This is just one such example. Unfortunately, warzones aren’t exactly abundant with top-tier western trained specialists. However through telemedicine services, humanitarian medics and field doctors are able to access expert advice within a matter of hours. Dr. Raghu spoke positively about how quickly MSF’s telemedicine service is being adopted: “What we’re seeing is the time needed for 1,000 cases (on MSF’s system) to accrue, to 2,000 cases to accrue, and then for 3,000 cases to accrue is dropping from years to months, to even shorter periods of time, so we’re seeing very promising uptake.” Additionally, Dr. Raghu commented on how the doctors in the field were highly positive about the service, highlighting the relevance and timeliness of the advice, cost savings and invaluable learning they obtained.
Tech tackles Ebola
Telemedicine technology has also been a valuable tool in tackling the most infamous African health issue in recent years, Ebola. The highly contagious virus poses an extreme threat to frontline healthcare workers. However, by using robot mounted iPads to examine quarantined individuals, doctors have been able to assess symptoms, communicate with patients and provide treatments while minimizing risk. In a similar fashion to MSF’s service, information on Ebola cases is often relayed to overseas specialists for consultative advice. For those undergoing treatment, telemedicine services also offer the opportunity to communicate with their family and loved ones without risk of spreading the virus. Undoubtedly, telemedicine services are transforming the quality of treatment available in areas of humanitarian crisis.
Huge benefits to internal programs
Some African countries are taking note of Telemedicine’s effectiveness, and making moves to implement their own programs on a national level. In May 2015, Kenya announced a collaborative partnership with the German firm Merck Group. Together they are rolling out a new telemedicine scheme designed to connect rural communities in the nation’s east with specialists at Machakos Level Five Hospital, the top referral destination in the country. So far the program has been highly successful, prompting the government to expand the scheme to additional regions.
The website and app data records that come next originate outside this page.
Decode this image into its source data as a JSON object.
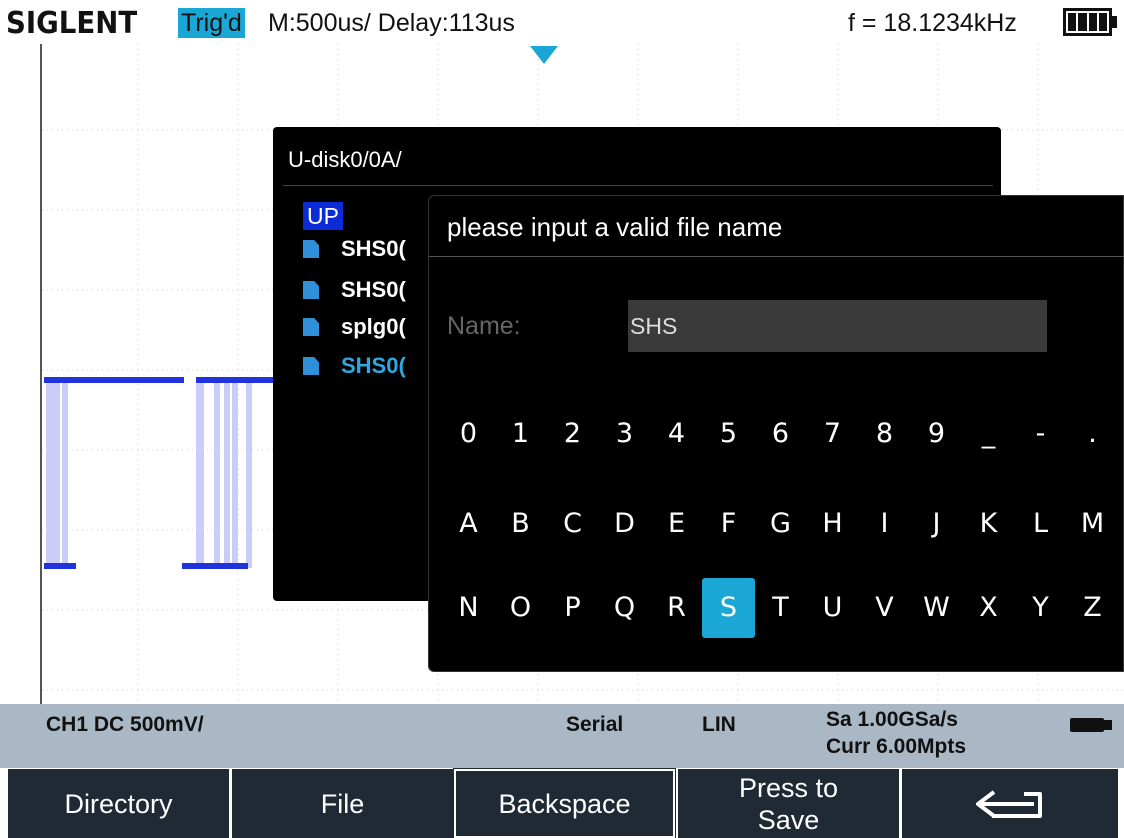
{
  "status_bar": {
    "brand": "SIGLENT",
    "trigger_status": "Trig'd",
    "timebase": "M:500us/ Delay:113us",
    "frequency": "f = 18.1234kHz"
  },
  "file_browser": {
    "path": "U-disk0/0A/",
    "up_label": "UP",
    "items": [
      {
        "name": "SHS0("
      },
      {
        "name": "SHS0("
      },
      {
        "name": "splg0("
      },
      {
        "name": "SHS0("
      }
    ]
  },
  "input_dialog": {
    "title": "please input a valid file name",
    "name_label": "Name:",
    "name_value": "SHS",
    "keyboard_rows": [
      [
        "0",
        "1",
        "2",
        "3",
        "4",
        "5",
        "6",
        "7",
        "8",
        "9",
        "_",
        "-",
        "."
      ],
      [
        "A",
        "B",
        "C",
        "D",
        "E",
        "F",
        "G",
        "H",
        "I",
        "J",
        "K",
        "L",
        "M"
      ],
      [
        "N",
        "O",
        "P",
        "Q",
        "R",
        "S",
        "T",
        "U",
        "V",
        "W",
        "X",
        "Y",
        "Z"
      ]
    ],
    "selected_key": "S"
  },
  "info_bar": {
    "channel": "CH1 DC 500mV/",
    "mode": "Serial",
    "scale": "LIN",
    "sample_rate": "Sa 1.00GSa/s",
    "memory": "Curr 6.00Mpts"
  },
  "softkeys": {
    "directory": "Directory",
    "file": "File",
    "backspace": "Backspace",
    "press_to_save_line1": "Press to",
    "press_to_save_line2": "Save"
  },
  "colors": {
    "accent": "#1aa7d6",
    "up_highlight": "#0a2bd6",
    "waveform": "#2233dd",
    "info_bar_bg": "#aab7c4",
    "softkey_bg": "#202a34"
  }
}
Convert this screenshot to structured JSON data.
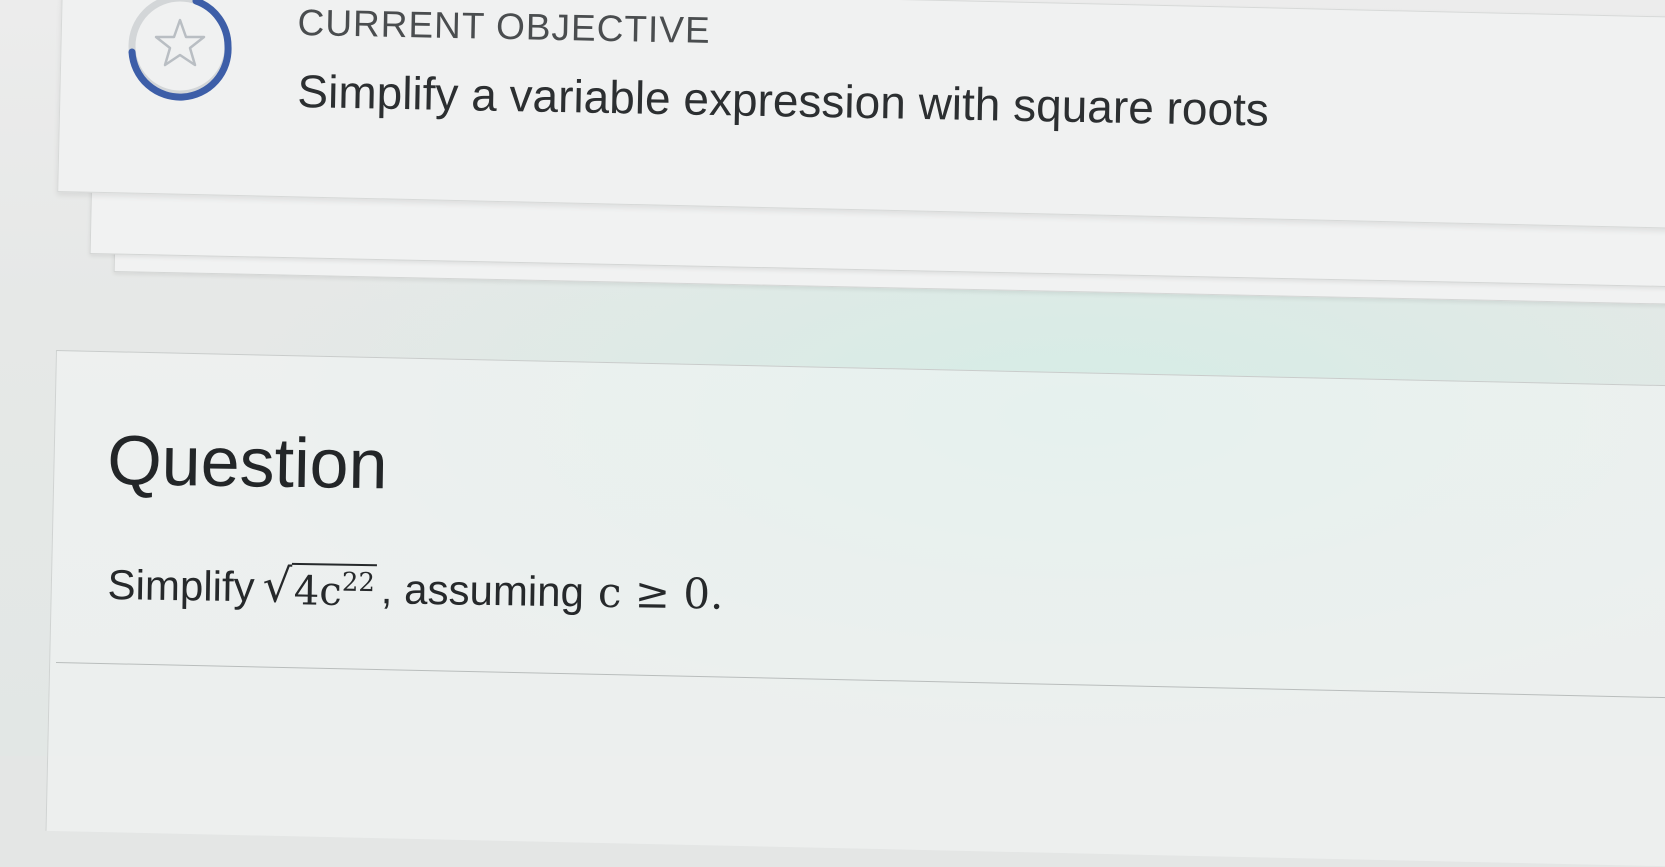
{
  "objective": {
    "label": "CURRENT OBJECTIVE",
    "title": "Simplify a variable expression with square roots",
    "icon": "star-icon",
    "ring_color": "#3d5ea8"
  },
  "question": {
    "heading": "Question",
    "prompt_prefix": "Simplify",
    "radicand_base": "4c",
    "radicand_exponent": "22",
    "prompt_middle": ", assuming",
    "condition": "c ≥ 0",
    "prompt_end": "."
  }
}
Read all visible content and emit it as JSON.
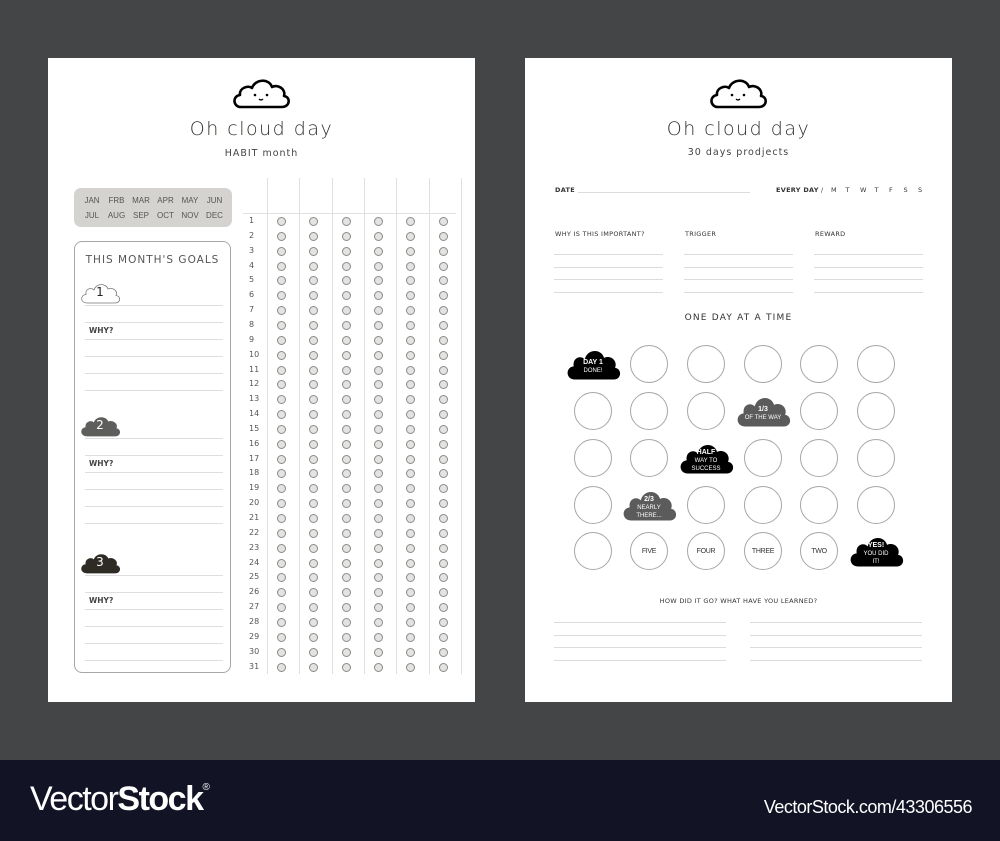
{
  "habit_page": {
    "title": "Oh cloud day",
    "subtitle": "HABIT month",
    "months": [
      "JAN",
      "FRB",
      "MAR",
      "APR",
      "MAY",
      "JUN",
      "JUL",
      "AUG",
      "SEP",
      "OCT",
      "NOV",
      "DEC"
    ],
    "goals_title": "THIS MONTH'S GOALS",
    "goals": [
      {
        "number": "1",
        "why_label": "WHY?",
        "cloud_color": "#ffffff"
      },
      {
        "number": "2",
        "why_label": "WHY?",
        "cloud_color": "#5e5e5c"
      },
      {
        "number": "3",
        "why_label": "WHY?",
        "cloud_color": "#2d2b24"
      }
    ],
    "habit_columns": 6,
    "days": [
      "1",
      "2",
      "3",
      "4",
      "5",
      "6",
      "7",
      "8",
      "9",
      "10",
      "11",
      "12",
      "13",
      "14",
      "15",
      "16",
      "17",
      "18",
      "19",
      "20",
      "21",
      "22",
      "23",
      "24",
      "25",
      "26",
      "27",
      "28",
      "29",
      "30",
      "31"
    ]
  },
  "project_page": {
    "title": "Oh cloud day",
    "subtitle": "30 days prodjects",
    "date_label": "DATE",
    "every_day_label": "EVERY DAY",
    "separator": "/",
    "weekdays": [
      "M",
      "T",
      "W",
      "T",
      "F",
      "S",
      "S"
    ],
    "prompts": [
      "WHY IS THIS IMPORTANT?",
      "TRIGGER",
      "REWARD"
    ],
    "one_day_title": "ONE DAY AT A TIME",
    "grid": [
      [
        {
          "type": "badge",
          "color": "#000000",
          "lines": [
            "DAY 1",
            "DONE!"
          ]
        },
        {
          "type": "ring",
          "text": ""
        },
        {
          "type": "ring",
          "text": ""
        },
        {
          "type": "ring",
          "text": ""
        },
        {
          "type": "ring",
          "text": ""
        },
        {
          "type": "ring",
          "text": ""
        }
      ],
      [
        {
          "type": "ring",
          "text": ""
        },
        {
          "type": "ring",
          "text": ""
        },
        {
          "type": "ring",
          "text": ""
        },
        {
          "type": "badge",
          "color": "#5b5b5b",
          "lines": [
            "1/3",
            "OF THE WAY"
          ]
        },
        {
          "type": "ring",
          "text": ""
        },
        {
          "type": "ring",
          "text": ""
        }
      ],
      [
        {
          "type": "ring",
          "text": ""
        },
        {
          "type": "ring",
          "text": ""
        },
        {
          "type": "badge",
          "color": "#000000",
          "lines": [
            "HALF",
            "WAY TO",
            "SUCCESS"
          ]
        },
        {
          "type": "ring",
          "text": ""
        },
        {
          "type": "ring",
          "text": ""
        },
        {
          "type": "ring",
          "text": ""
        }
      ],
      [
        {
          "type": "ring",
          "text": ""
        },
        {
          "type": "badge",
          "color": "#5b5b5b",
          "lines": [
            "2/3",
            "NEARLY",
            "THERE..."
          ]
        },
        {
          "type": "ring",
          "text": ""
        },
        {
          "type": "ring",
          "text": ""
        },
        {
          "type": "ring",
          "text": ""
        },
        {
          "type": "ring",
          "text": ""
        }
      ],
      [
        {
          "type": "ring",
          "text": ""
        },
        {
          "type": "ring",
          "text": "FIVE"
        },
        {
          "type": "ring",
          "text": "FOUR"
        },
        {
          "type": "ring",
          "text": "THREE"
        },
        {
          "type": "ring",
          "text": "TWO"
        },
        {
          "type": "badge",
          "color": "#000000",
          "lines": [
            "YES!",
            "YOU DID",
            "IT!"
          ]
        }
      ]
    ],
    "review_title": "HOW DID IT GO?   WHAT HAVE YOU LEARNED?"
  },
  "footer": {
    "brand_light": "Vector",
    "brand_bold": "Stock",
    "brand_mark": "®",
    "url": "VectorStock.com/43306556"
  }
}
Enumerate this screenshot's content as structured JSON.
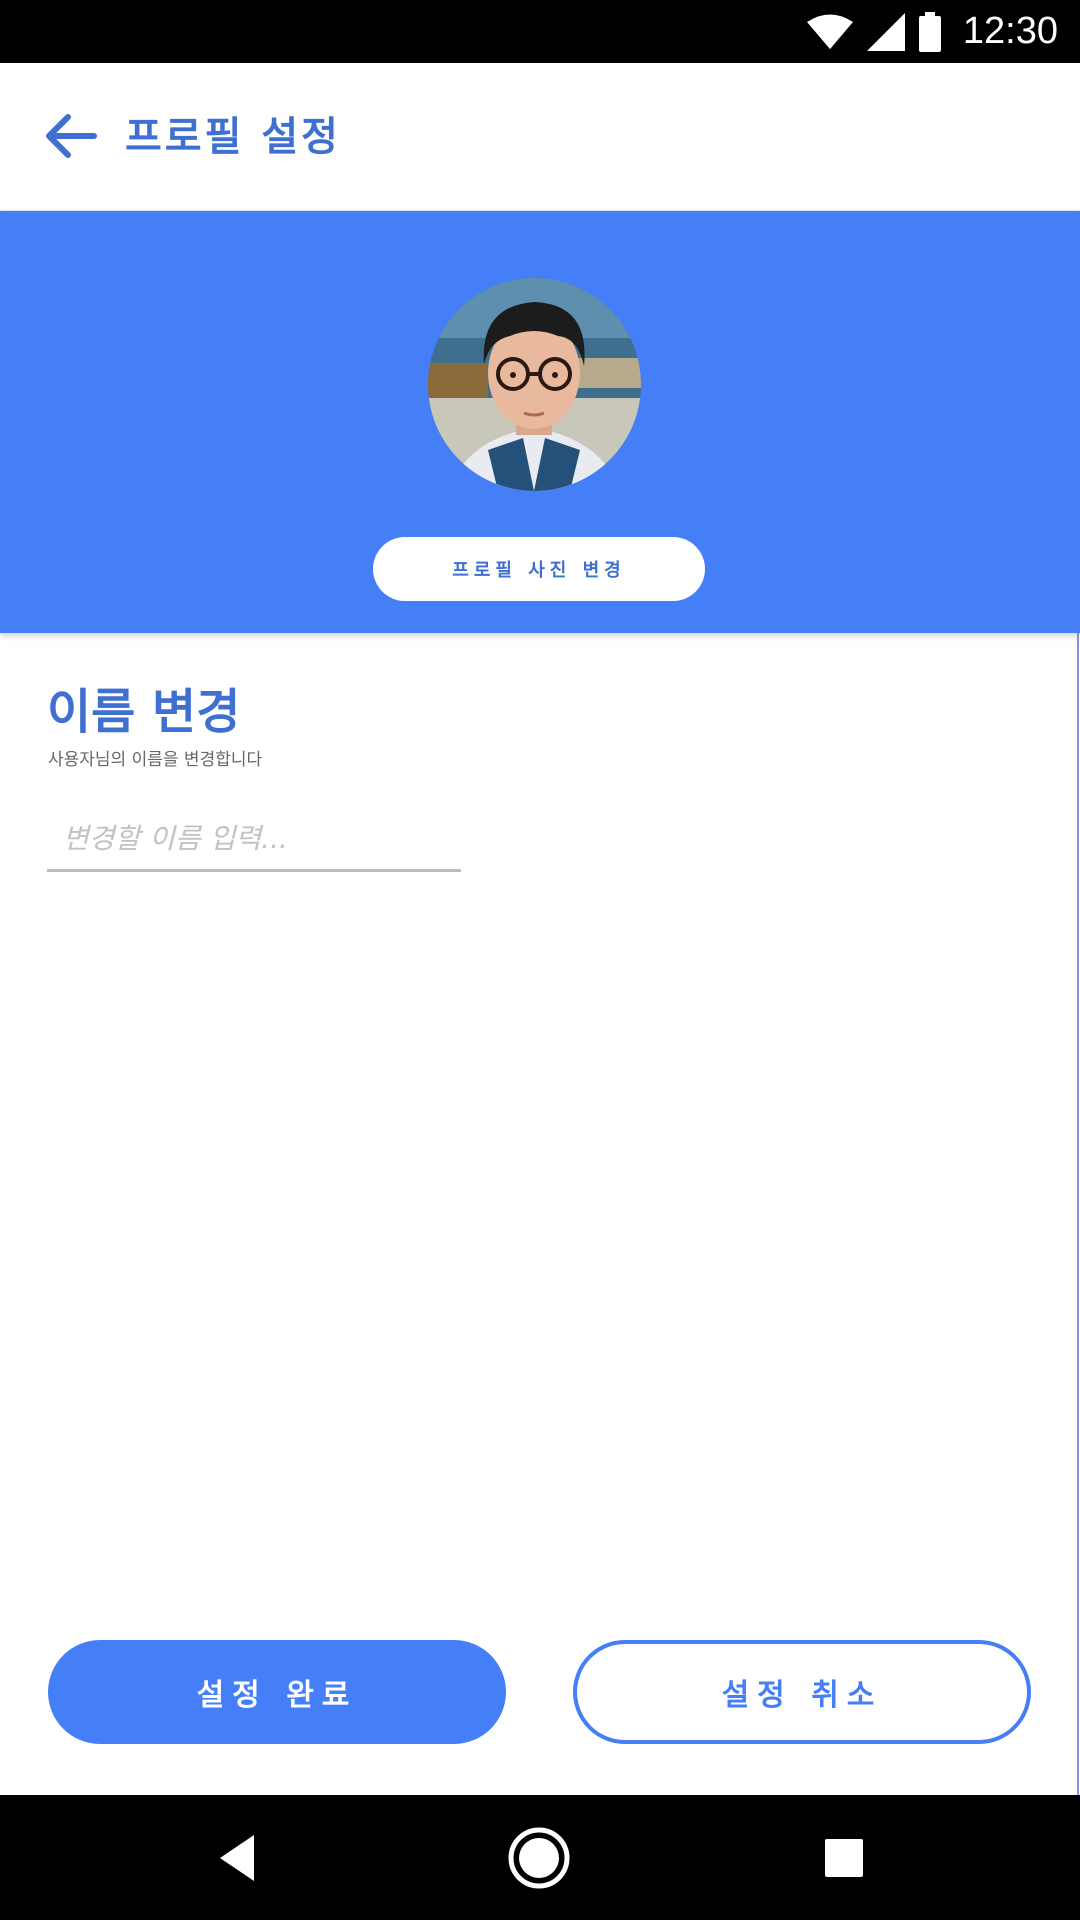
{
  "status_bar": {
    "time": "12:30",
    "icons": [
      "wifi-icon",
      "signal-icon",
      "battery-icon"
    ]
  },
  "header": {
    "title": "프로필 설정",
    "back_icon": "arrow-left-icon"
  },
  "profile": {
    "change_photo_label": "프로필 사진 변경"
  },
  "name_section": {
    "title": "이름 변경",
    "description": "사용자님의 이름을 변경합니다",
    "input_placeholder": "변경할 이름 입력...",
    "input_value": ""
  },
  "actions": {
    "confirm_label": "설정 완료",
    "cancel_label": "설정 취소"
  },
  "nav_bar": {
    "icons": [
      "nav-back-icon",
      "nav-home-icon",
      "nav-recents-icon"
    ]
  },
  "colors": {
    "accent": "#457ff7",
    "title_blue": "#3f6fd0",
    "status_bar": "#000000"
  }
}
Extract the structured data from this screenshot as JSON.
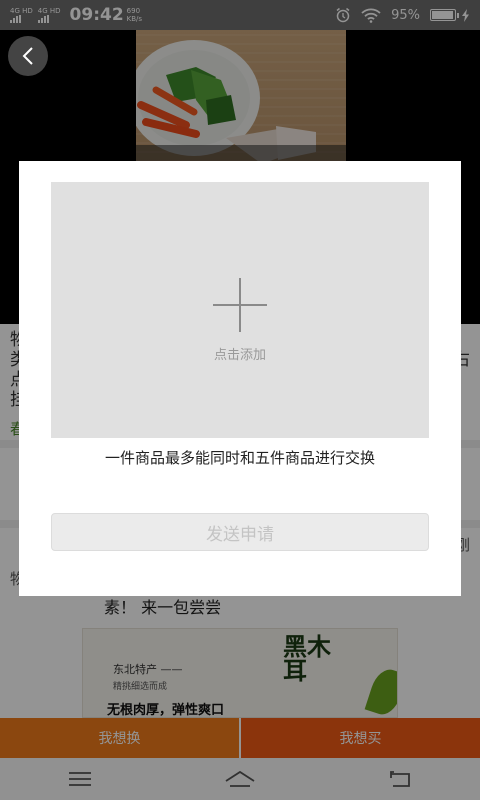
{
  "status_bar": {
    "sim1_label": "4G HD",
    "sim2_label": "4G HD",
    "time": "09:42",
    "net_speed_value": "690",
    "net_speed_unit": "KB/s",
    "battery_percent": "95%",
    "battery_level": 0.95,
    "icons": [
      "alarm-icon",
      "wifi-icon",
      "battery-icon",
      "charging-icon"
    ]
  },
  "media": {
    "back_icon": "chevron-left-icon"
  },
  "page": {
    "info_line1": "物",
    "info_line2": "类",
    "info_line2_right": "右",
    "info_line3": "点",
    "info_line4": "挂",
    "green_text": "春",
    "desc_label": "物",
    "desc_right": "刚",
    "desc_text": "素！ 来一包尝尝",
    "banner": {
      "subtitle": "东北特产 ——",
      "subtitle2": "精挑细选而成",
      "title": "黑木耳",
      "slogan": "无根肉厚，弹性爽口"
    }
  },
  "actions": {
    "swap_label": "我想换",
    "buy_label": "我想买"
  },
  "nav": {
    "icons": [
      "menu-icon",
      "home-icon",
      "back-icon"
    ]
  },
  "dialog": {
    "upload_hint": "点击添加",
    "limit_note": "一件商品最多能同时和五件商品进行交换",
    "send_label": "发送申请"
  },
  "colors": {
    "overlay": "#000000",
    "swap_button": "#f07a1a",
    "buy_button": "#ef5a16",
    "disabled_button": "#ebebeb"
  }
}
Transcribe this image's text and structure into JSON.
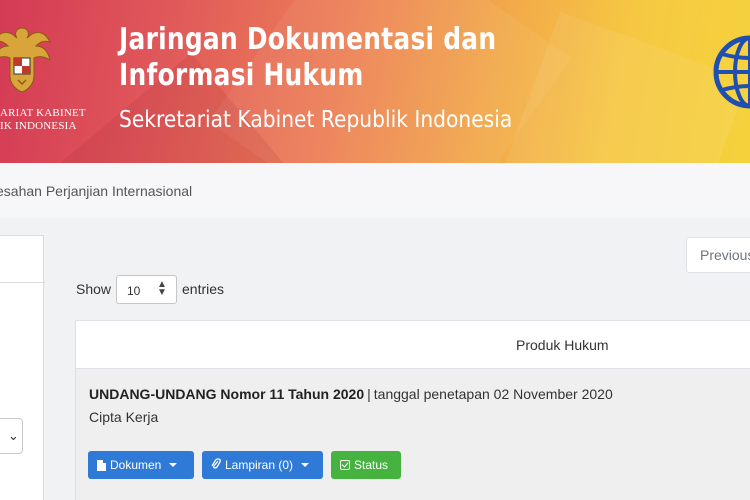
{
  "header": {
    "logo_line1": "ARIAT KABINET",
    "logo_line2": "IK INDONESIA",
    "title_line1": "Jaringan Dokumentasi dan",
    "title_line2": "Informasi Hukum",
    "subtitle": "Sekretariat Kabinet Republik Indonesia"
  },
  "breadcrumb": {
    "text": "esahan Perjanjian Internasional"
  },
  "pagination": {
    "previous_label": "Previous"
  },
  "table_controls": {
    "show_label": "Show",
    "entries_value": "10",
    "entries_label": "entries"
  },
  "table": {
    "column_header": "Produk Hukum",
    "rows": [
      {
        "title": "UNDANG-UNDANG Nomor 11 Tahun 2020",
        "separator": "|",
        "date_text": "tanggal penetapan 02 November 2020",
        "description": "Cipta Kerja",
        "buttons": {
          "dokumen": "Dokumen",
          "lampiran": "Lampiran (0)",
          "status": "Status"
        }
      }
    ]
  },
  "colors": {
    "banner_start": "#d43a55",
    "banner_end": "#f5d23c",
    "button_blue": "#2f7ad6",
    "button_green": "#46b341"
  },
  "icons": [
    "garuda-emblem-icon",
    "globe-icon",
    "document-icon",
    "paperclip-icon",
    "check-square-icon",
    "caret-down-icon",
    "sort-arrows-icon",
    "chevron-down-icon"
  ]
}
Kenya’s Health Secretary, James Macharia, encouraged other countries in the area to follow suit: “I urge all stakeholders and county governments to invest in telemedicine as a way of bringing specialised services closer to the rural poor.”
Connectivity is key: Google, Microsoft and Facebook can help
While other countries such as Nigeria, South Africa and Ghana have also seen successful schemes take off within their borders, major telemedicine services remain off limits for most African nations. Locked away behind poor broadband infrastructure and financial limitations, the technology will remain scarce, restricted to programs provided by humanitarian organizations in crisis zones, until conditions change.
Telemedicine is already revolutionizing emergency care in disaster areas. The technology also has the potential for remote training and up-skilling of Africa’s healthcare sector. However the biggest change to Africa’s healthcare fortunes will occur when telemedicine services become widely available to rural populations across the continent. Fortunately, this change may be on the horizon. Telemedicine should be able to arrive quickly, riding on the back of major internet rollouts pledged by the likes of Google, Facebook and Microsoft. If this is indeed the case Africa stands to benefit immeasurably.